The Peiks’ list of historic renovations is a long one. Ron Peik said they have restored the Massachusetts homes of prominent Minutemen, heroes of the Revolutionary War. Three of Ron’s favorite historic renovations are the dwellings of Colonel John Buttrick (1731-1791) and Colonel James Barrett (1710-1779) in Concord, and Capt. Isaac Davis (1745-1775) in Acton. Davis was the first officer killed in the Revolutionary War and is depicted in the iconic Minuteman statue in Concord.
“Colonel Barrett was in charge of the Concord militia in 1775,” Ron Peik said. “We stripped all the paint in his house but saved the original coat, which was made of colonial-style, milk-based paint. The house is on Barrett Mill Road in Minuteman National Park in Concord, Mass.”
The restoration of the Hollis Town Hall windows was a part of a project voted upon at a town meeting last March. The job entailed an exterior restoration and replacement of the cedar shingles.
Those tasks were handled by D.L. King Associates, general contractors from Nashua. The Alpine Environmental company was selected by them to do the restoration of the windows. Ron Peik said his crew capped the project by upgrading the energy efficiency of the windows by adding reproduction brass weatherstripping.
“They wound up being brand new looking, 130-year-old windows,” Ron Peik said. “That’s cool stuff. That’s what keeps us loving what we do.”

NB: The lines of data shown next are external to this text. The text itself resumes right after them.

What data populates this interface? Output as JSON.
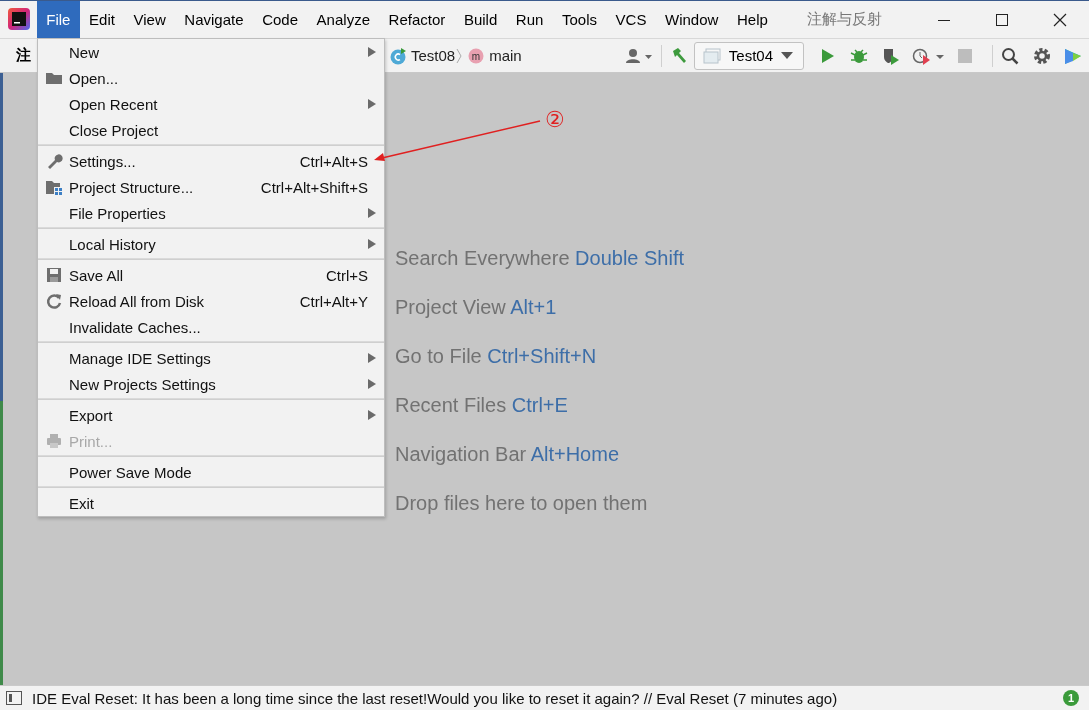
{
  "menubar": [
    {
      "label": "File",
      "selected": true
    },
    {
      "label": "Edit",
      "selected": false
    },
    {
      "label": "View",
      "selected": false
    },
    {
      "label": "Navigate",
      "selected": false
    },
    {
      "label": "Code",
      "selected": false
    },
    {
      "label": "Analyze",
      "selected": false
    },
    {
      "label": "Refactor",
      "selected": false
    },
    {
      "label": "Build",
      "selected": false
    },
    {
      "label": "Run",
      "selected": false
    },
    {
      "label": "Tools",
      "selected": false
    },
    {
      "label": "VCS",
      "selected": false
    },
    {
      "label": "Window",
      "selected": false
    },
    {
      "label": "Help",
      "selected": false
    }
  ],
  "window": {
    "title": "注解与反射"
  },
  "toolbar": {
    "project": "注",
    "breadcrumbs": [
      "Test08",
      "main"
    ],
    "method_badge": "m",
    "run_config": "Test04"
  },
  "file_menu": [
    [
      {
        "label": "New",
        "submenu": true,
        "disabled": false
      },
      {
        "label": "Open...",
        "submenu": false,
        "disabled": false
      },
      {
        "label": "Open Recent",
        "submenu": true,
        "disabled": false
      },
      {
        "label": "Close Project",
        "submenu": false,
        "disabled": false
      }
    ],
    [
      {
        "label": "Settings...",
        "shortcut": "Ctrl+Alt+S",
        "submenu": false,
        "disabled": false
      },
      {
        "label": "Project Structure...",
        "shortcut": "Ctrl+Alt+Shift+S",
        "submenu": false,
        "disabled": false
      },
      {
        "label": "File Properties",
        "submenu": true,
        "disabled": false
      }
    ],
    [
      {
        "label": "Local History",
        "submenu": true,
        "disabled": false
      }
    ],
    [
      {
        "label": "Save All",
        "shortcut": "Ctrl+S",
        "submenu": false,
        "disabled": false
      },
      {
        "label": "Reload All from Disk",
        "shortcut": "Ctrl+Alt+Y",
        "submenu": false,
        "disabled": false
      },
      {
        "label": "Invalidate Caches...",
        "submenu": false,
        "disabled": false
      }
    ],
    [
      {
        "label": "Manage IDE Settings",
        "submenu": true,
        "disabled": false
      },
      {
        "label": "New Projects Settings",
        "submenu": true,
        "disabled": false
      }
    ],
    [
      {
        "label": "Export",
        "submenu": true,
        "disabled": false
      },
      {
        "label": "Print...",
        "submenu": false,
        "disabled": true
      }
    ],
    [
      {
        "label": "Power Save Mode",
        "submenu": false,
        "disabled": false
      }
    ],
    [
      {
        "label": "Exit",
        "submenu": false,
        "disabled": false
      }
    ]
  ],
  "annotation": {
    "marker": "②"
  },
  "welcome_hints": [
    {
      "text": "Search Everywhere",
      "shortcut": "Double Shift"
    },
    {
      "text": "Project View",
      "shortcut": "Alt+1"
    },
    {
      "text": "Go to File",
      "shortcut": "Ctrl+Shift+N"
    },
    {
      "text": "Recent Files",
      "shortcut": "Ctrl+E"
    },
    {
      "text": "Navigation Bar",
      "shortcut": "Alt+Home"
    },
    {
      "text": "Drop files here to open them"
    }
  ],
  "status_bar": {
    "message": "IDE Eval Reset: It has been a long time since the last reset!Would you like to reset it again? // Eval Reset (7 minutes ago)",
    "badge": "1"
  }
}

For more information on the restoration of the stained- glass windows in Hollis Town Hall, call 465-2209. Details on Alpine Environmental can be found online at www.alpineenvironmentalinc.com.